Your instructions:
Go over the listing that follows and work out how many lines have the string "true"; reply with the number by itself.
START Dataset records
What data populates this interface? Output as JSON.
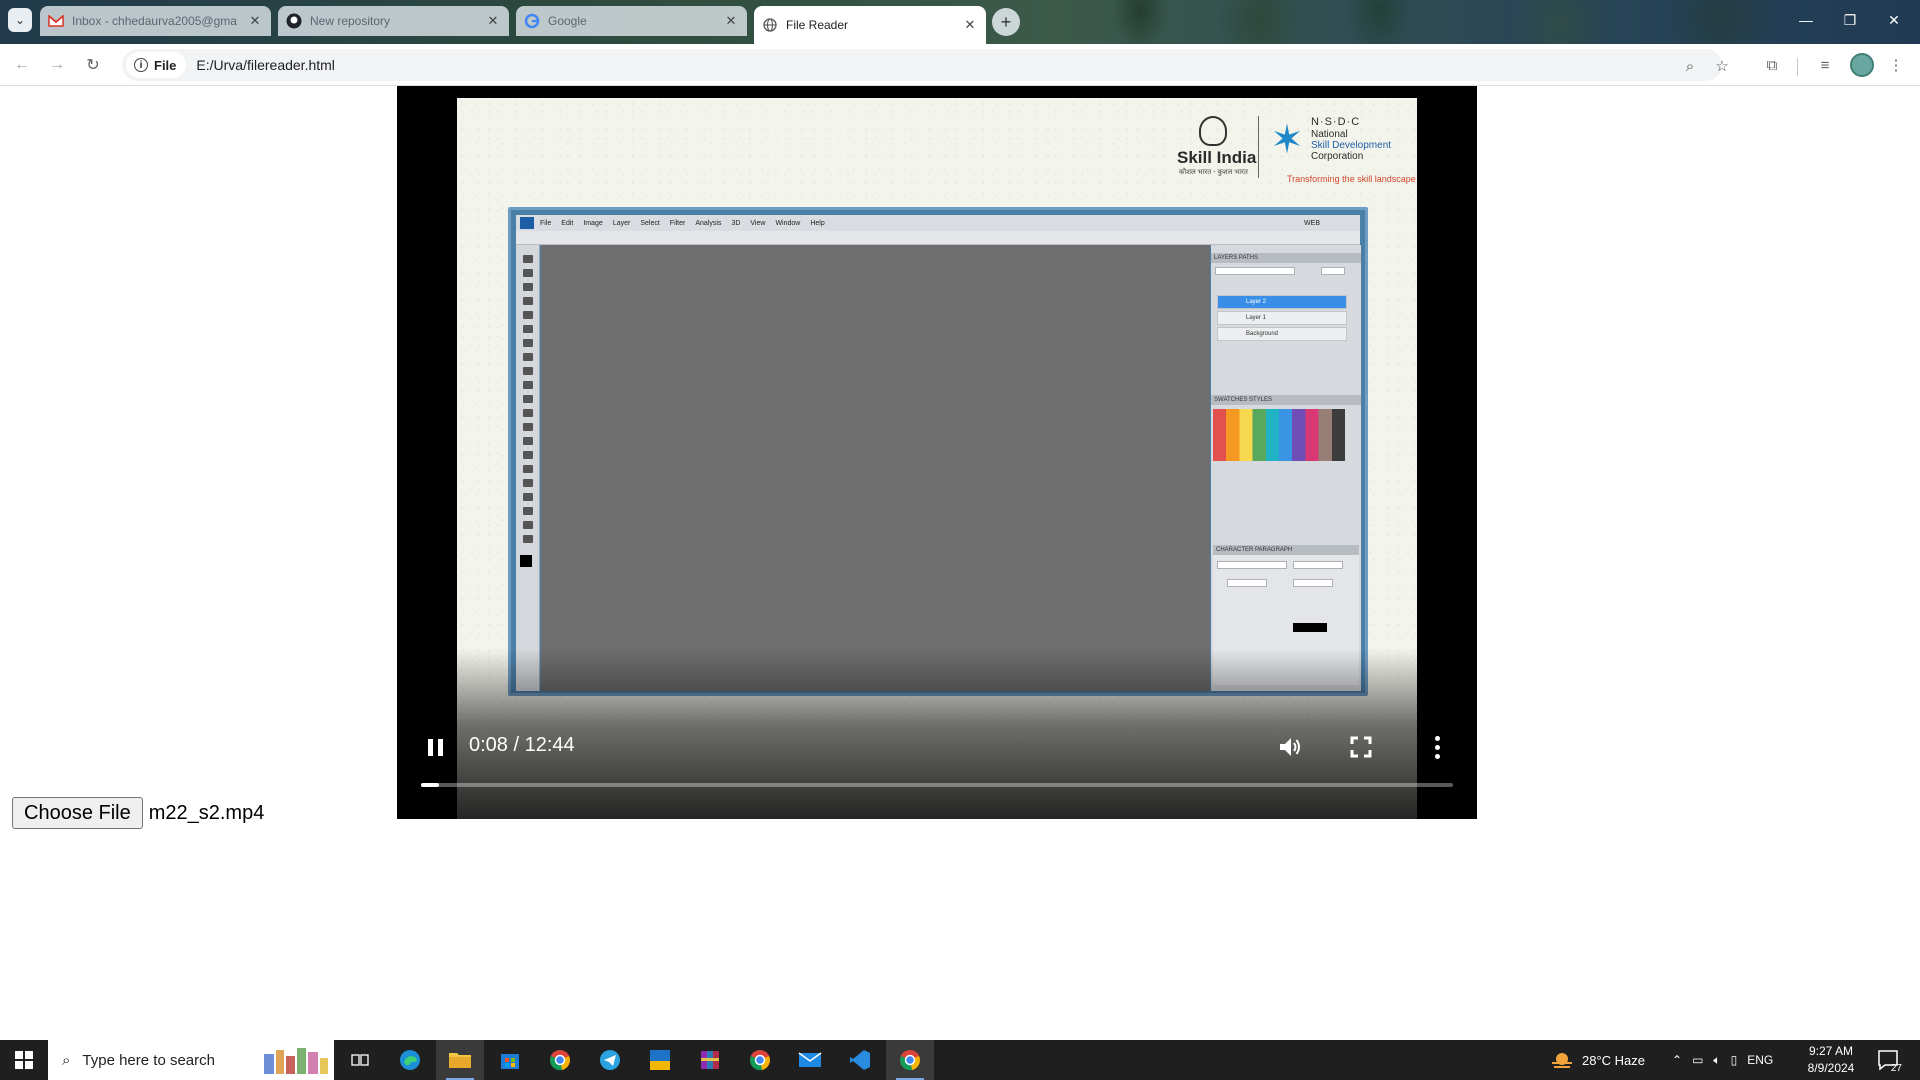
{
  "browser": {
    "tabs": [
      {
        "title": "Inbox - chhedaurva2005@gma",
        "favicon": "gmail-icon",
        "active": false
      },
      {
        "title": "New repository",
        "favicon": "github-icon",
        "active": false
      },
      {
        "title": "Google",
        "favicon": "google-icon",
        "active": false
      },
      {
        "title": "File Reader",
        "favicon": "globe-icon",
        "active": true
      }
    ],
    "site_chip": "File",
    "url": "E:/Urva/filereader.html"
  },
  "video": {
    "logos": {
      "skill_india": "Skill India",
      "skill_india_tagline": "कौशल भारत - कुशल भारत",
      "nsdc_short": "N·S·D·C",
      "nsdc_lines": [
        "National",
        "Skill Development",
        "Corporation"
      ],
      "nsdc_tagline": "Transforming the skill landscape"
    },
    "photoshop": {
      "menu": [
        "File",
        "Edit",
        "Image",
        "Layer",
        "Select",
        "Filter",
        "Analysis",
        "3D",
        "View",
        "Window",
        "Help"
      ],
      "workspace": "WEB",
      "layers_tabs": "LAYERS   PATHS",
      "layers": [
        "Layer 2",
        "Layer 1",
        "Background"
      ],
      "swatches_tabs": "SWATCHES   STYLES",
      "character_tabs": "CHARACTER   PARAGRAPH"
    },
    "time_display": "0:08 / 12:44",
    "progress": 0.0107,
    "playing": true
  },
  "file_input": {
    "button_label": "Choose File",
    "file_name": "m22_s2.mp4"
  },
  "taskbar": {
    "search_placeholder": "Type here to search",
    "weather": "28°C  Haze",
    "language": "ENG",
    "time": "9:27 AM",
    "date": "8/9/2024",
    "notification_count": "27"
  }
}
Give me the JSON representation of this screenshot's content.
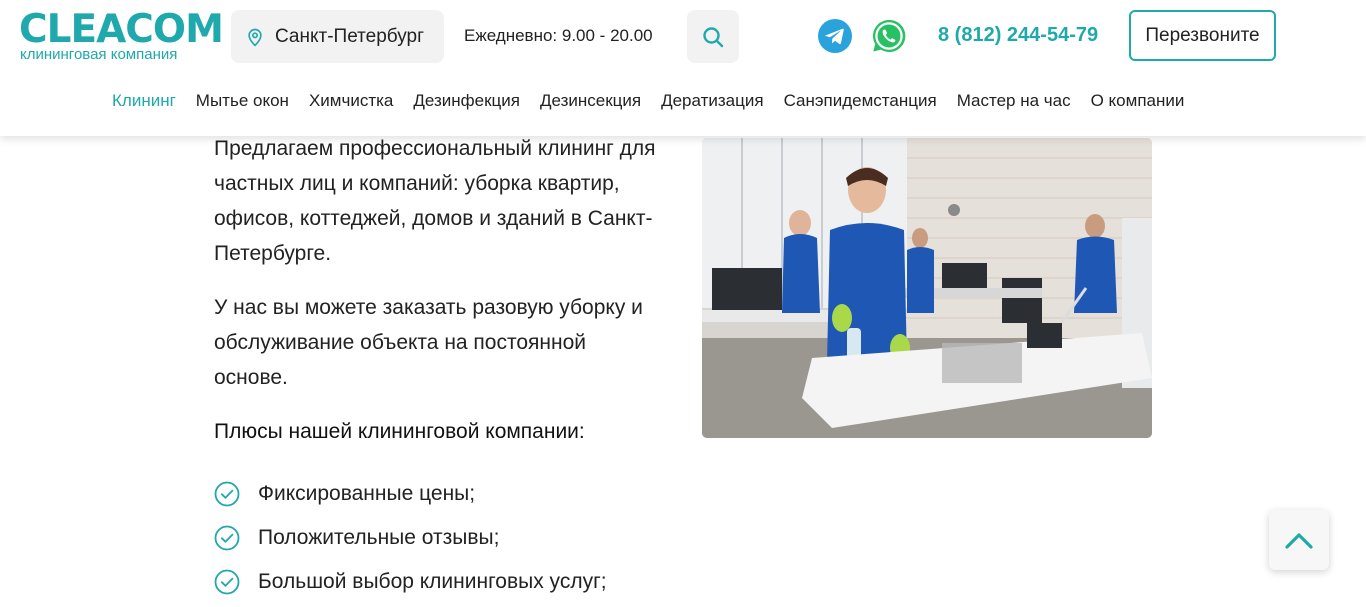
{
  "header": {
    "logo": {
      "name": "CLEACOM",
      "tagline": "клининговая компания"
    },
    "city": "Санкт-Петербург",
    "hours": "Ежедневно: 9.00 - 20.00",
    "phone": "8 (812) 244-54-79",
    "callback_label": "Перезвоните",
    "icons": {
      "location": "map-pin-icon",
      "search": "search-icon",
      "telegram": "telegram-icon",
      "whatsapp": "whatsapp-icon"
    }
  },
  "nav": {
    "items": [
      {
        "label": "Клининг",
        "active": true
      },
      {
        "label": "Мытье окон"
      },
      {
        "label": "Химчистка"
      },
      {
        "label": "Дезинфекция"
      },
      {
        "label": "Дезинсекция"
      },
      {
        "label": "Дератизация"
      },
      {
        "label": "Санэпидемстанция"
      },
      {
        "label": "Мастер на час"
      },
      {
        "label": "О компании"
      }
    ]
  },
  "main": {
    "paragraph1": "Предлагаем профессиональный клининг для частных лиц и компаний: уборка квартир, офисов, коттеджей, домов и зданий в Санкт-Петербурге.",
    "paragraph2": "У нас вы можете заказать разовую уборку и обслуживание объекта на постоянной основе.",
    "advantages_title": "Плюсы нашей клининговой компании:",
    "advantages": [
      "Фиксированные цены;",
      "Положительные отзывы;",
      "Большой выбор клининговых услуг;"
    ]
  },
  "colors": {
    "accent": "#1fa9ac",
    "text": "#222222",
    "pill": "#f2f2f2"
  }
}
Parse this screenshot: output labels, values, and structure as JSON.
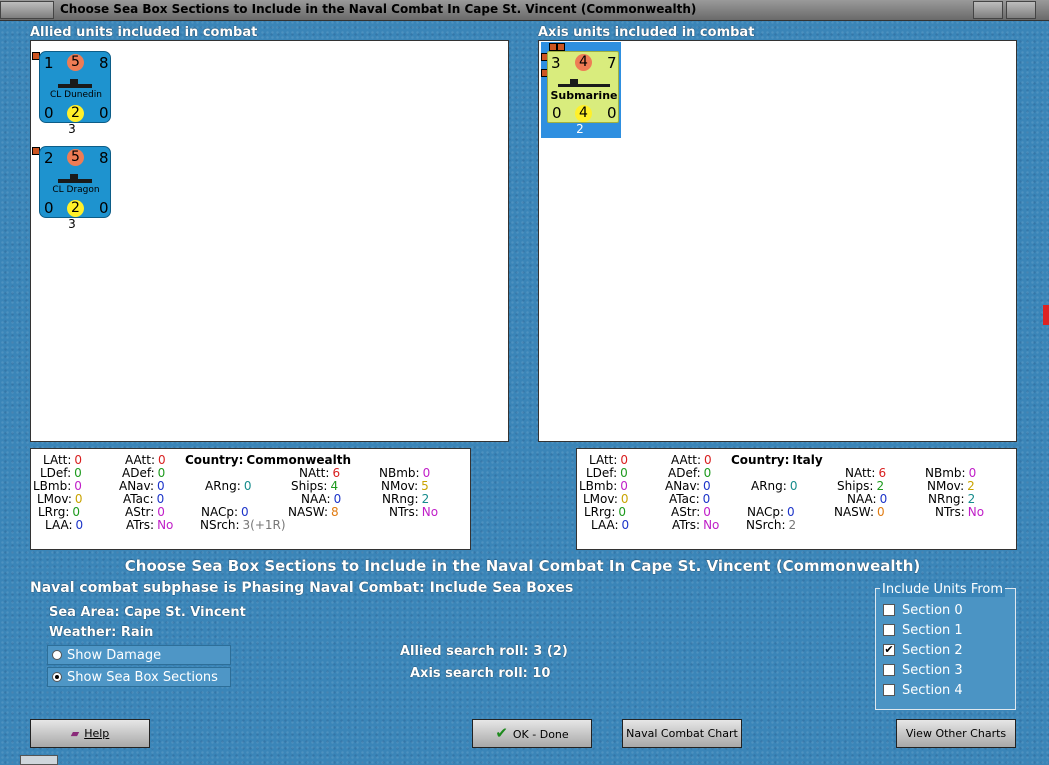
{
  "window": {
    "title": "Choose Sea Box Sections to Include in the Naval Combat In Cape St. Vincent (Commonwealth)"
  },
  "allied": {
    "header": "Allied units included in combat",
    "units": [
      {
        "top_left": "1",
        "top_mid": "5",
        "top_right": "8",
        "name": "CL Dunedin",
        "bot_left": "0",
        "bot_mid": "2",
        "bot_right": "0",
        "below": "3"
      },
      {
        "top_left": "2",
        "top_mid": "5",
        "top_right": "8",
        "name": "CL Dragon",
        "bot_left": "0",
        "bot_mid": "2",
        "bot_right": "0",
        "below": "3"
      }
    ],
    "stats": {
      "LAtt": "0",
      "LDef": "0",
      "LBmb": "0",
      "LMov": "0",
      "LRrg": "0",
      "LAA": "0",
      "AAtt": "0",
      "ADef": "0",
      "ANav": "0",
      "ATac": "0",
      "AStr": "0",
      "ATrs": "No",
      "country_label": "Country:",
      "country": "Commonwealth",
      "ARng": "0",
      "NACp": "0",
      "NSrch": "3(+1R)",
      "NAtt": "6",
      "Ships": "4",
      "NAA": "0",
      "NASW": "8",
      "NBmb": "0",
      "NMov": "5",
      "NRng": "2",
      "NTrs": "No"
    }
  },
  "axis": {
    "header": "Axis units included in combat",
    "units": [
      {
        "top_left": "3",
        "top_mid": "4",
        "top_right": "7",
        "name": "Submarine",
        "bot_left": "0",
        "bot_mid": "4",
        "bot_right": "0",
        "below": "2"
      }
    ],
    "stats": {
      "LAtt": "0",
      "LDef": "0",
      "LBmb": "0",
      "LMov": "0",
      "LRrg": "0",
      "LAA": "0",
      "AAtt": "0",
      "ADef": "0",
      "ANav": "0",
      "ATac": "0",
      "AStr": "0",
      "ATrs": "No",
      "country_label": "Country:",
      "country": "Italy",
      "ARng": "0",
      "NACp": "0",
      "NSrch": "2",
      "NAtt": "6",
      "Ships": "2",
      "NAA": "0",
      "NASW": "0",
      "NBmb": "0",
      "NMov": "2",
      "NRng": "2",
      "NTrs": "No"
    }
  },
  "labels": {
    "LAtt": "LAtt:",
    "LDef": "LDef:",
    "LBmb": "LBmb:",
    "LMov": "LMov:",
    "LRrg": "LRrg:",
    "LAA": "LAA:",
    "AAtt": "AAtt:",
    "ADef": "ADef:",
    "ANav": "ANav:",
    "ATac": "ATac:",
    "AStr": "AStr:",
    "ATrs": "ATrs:",
    "ARng": "ARng:",
    "NACp": "NACp:",
    "NSrch": "NSrch:",
    "NAtt": "NAtt:",
    "Ships": "Ships:",
    "NAA": "NAA:",
    "NASW": "NASW:",
    "NBmb": "NBmb:",
    "NMov": "NMov:",
    "NRng": "NRng:",
    "NTrs": "NTrs:"
  },
  "heading": "Choose Sea Box Sections to Include in the Naval Combat In Cape St. Vincent (Commonwealth)",
  "subphase": "Naval combat subphase is Phasing Naval Combat: Include Sea Boxes",
  "sea_area_label": "Sea Area:",
  "sea_area": "Cape St. Vincent",
  "weather_label": "Weather:",
  "weather": "Rain",
  "options": [
    {
      "label": "Show Damage",
      "selected": false
    },
    {
      "label": "Show Sea Box Sections",
      "selected": true
    }
  ],
  "allied_roll_label": "Allied search roll:",
  "allied_roll": "3 (2)",
  "axis_roll_label": "Axis search roll:",
  "axis_roll": "10",
  "include_group": {
    "title": "Include Units From",
    "sections": [
      {
        "label": "Section 0",
        "checked": false
      },
      {
        "label": "Section 1",
        "checked": false
      },
      {
        "label": "Section 2",
        "checked": true
      },
      {
        "label": "Section 3",
        "checked": false
      },
      {
        "label": "Section 4",
        "checked": false
      }
    ]
  },
  "buttons": {
    "help": "Help",
    "ok": "OK - Done",
    "naval_chart": "Naval Combat Chart",
    "other_charts": "View Other Charts"
  },
  "icons": {
    "help": "book-icon",
    "ok": "checkmark-icon"
  },
  "colors": {
    "background": "#3a85b8",
    "allied_counter": "#1e93cf",
    "axis_counter": "#d9ec7d",
    "attack_circle": "#ee7c55",
    "defense_circle": "#fff02a"
  }
}
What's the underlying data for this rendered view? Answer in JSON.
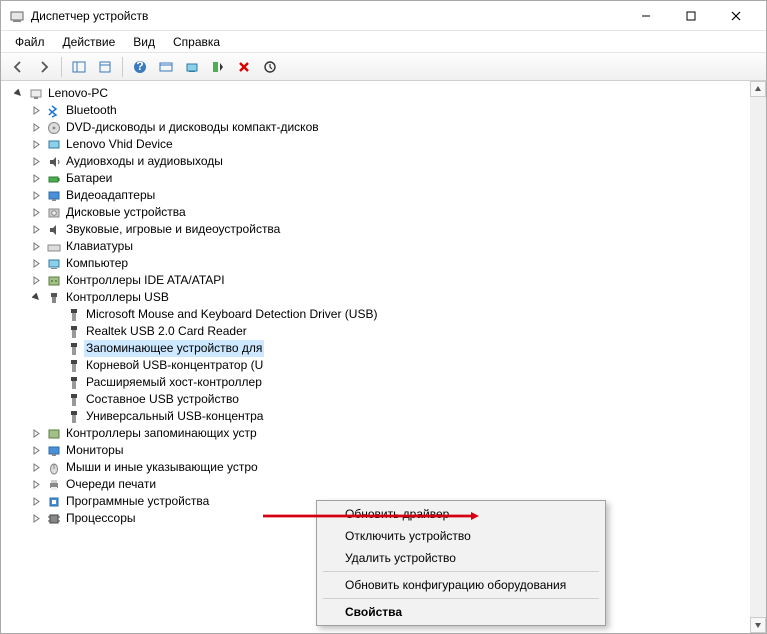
{
  "window": {
    "title": "Диспетчер устройств"
  },
  "menubar": {
    "items": [
      "Файл",
      "Действие",
      "Вид",
      "Справка"
    ]
  },
  "tree": {
    "root": "Lenovo-PC",
    "categories": [
      {
        "label": "Bluetooth",
        "icon": "bluetooth"
      },
      {
        "label": "DVD-дисководы и дисководы компакт-дисков",
        "icon": "disc"
      },
      {
        "label": "Lenovo Vhid Device",
        "icon": "vhid"
      },
      {
        "label": "Аудиовходы и аудиовыходы",
        "icon": "audio"
      },
      {
        "label": "Батареи",
        "icon": "battery"
      },
      {
        "label": "Видеоадаптеры",
        "icon": "display"
      },
      {
        "label": "Дисковые устройства",
        "icon": "disk"
      },
      {
        "label": "Звуковые, игровые и видеоустройства",
        "icon": "sound"
      },
      {
        "label": "Клавиатуры",
        "icon": "keyboard"
      },
      {
        "label": "Компьютер",
        "icon": "computer"
      },
      {
        "label": "Контроллеры IDE ATA/ATAPI",
        "icon": "ide"
      }
    ],
    "usb": {
      "label": "Контроллеры USB",
      "children": [
        "Microsoft Mouse and Keyboard Detection Driver (USB)",
        "Realtek USB 2.0 Card Reader",
        "Запоминающее устройство для",
        "Корневой USB-концентратор (U",
        "Расширяемый хост-контроллер",
        "Составное USB устройство",
        "Универсальный USB-концентра"
      ],
      "selected_index": 2
    },
    "after": [
      {
        "label": "Контроллеры запоминающих устр",
        "icon": "storage-ctrl"
      },
      {
        "label": "Мониторы",
        "icon": "monitor"
      },
      {
        "label": "Мыши и иные указывающие устро",
        "icon": "mouse"
      },
      {
        "label": "Очереди печати",
        "icon": "printer"
      },
      {
        "label": "Программные устройства",
        "icon": "software"
      },
      {
        "label": "Процессоры",
        "icon": "cpu"
      }
    ]
  },
  "context_menu": {
    "items": [
      {
        "label": "Обновить драйвер",
        "type": "item"
      },
      {
        "label": "Отключить устройство",
        "type": "item"
      },
      {
        "label": "Удалить устройство",
        "type": "item"
      },
      {
        "type": "sep"
      },
      {
        "label": "Обновить конфигурацию оборудования",
        "type": "item"
      },
      {
        "type": "sep"
      },
      {
        "label": "Свойства",
        "type": "item",
        "bold": true
      }
    ]
  }
}
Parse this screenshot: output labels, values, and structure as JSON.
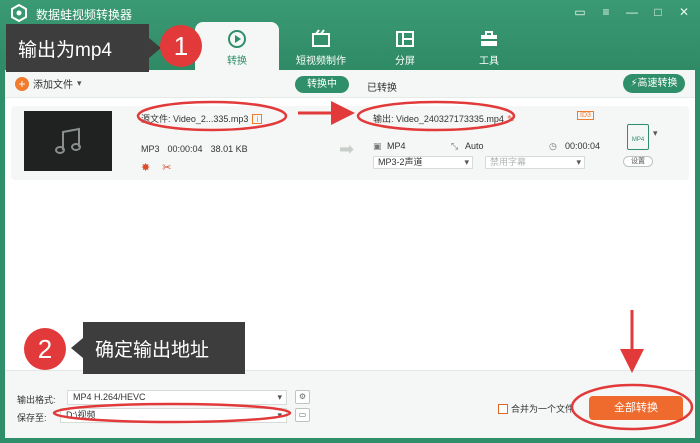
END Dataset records
Your solution:
6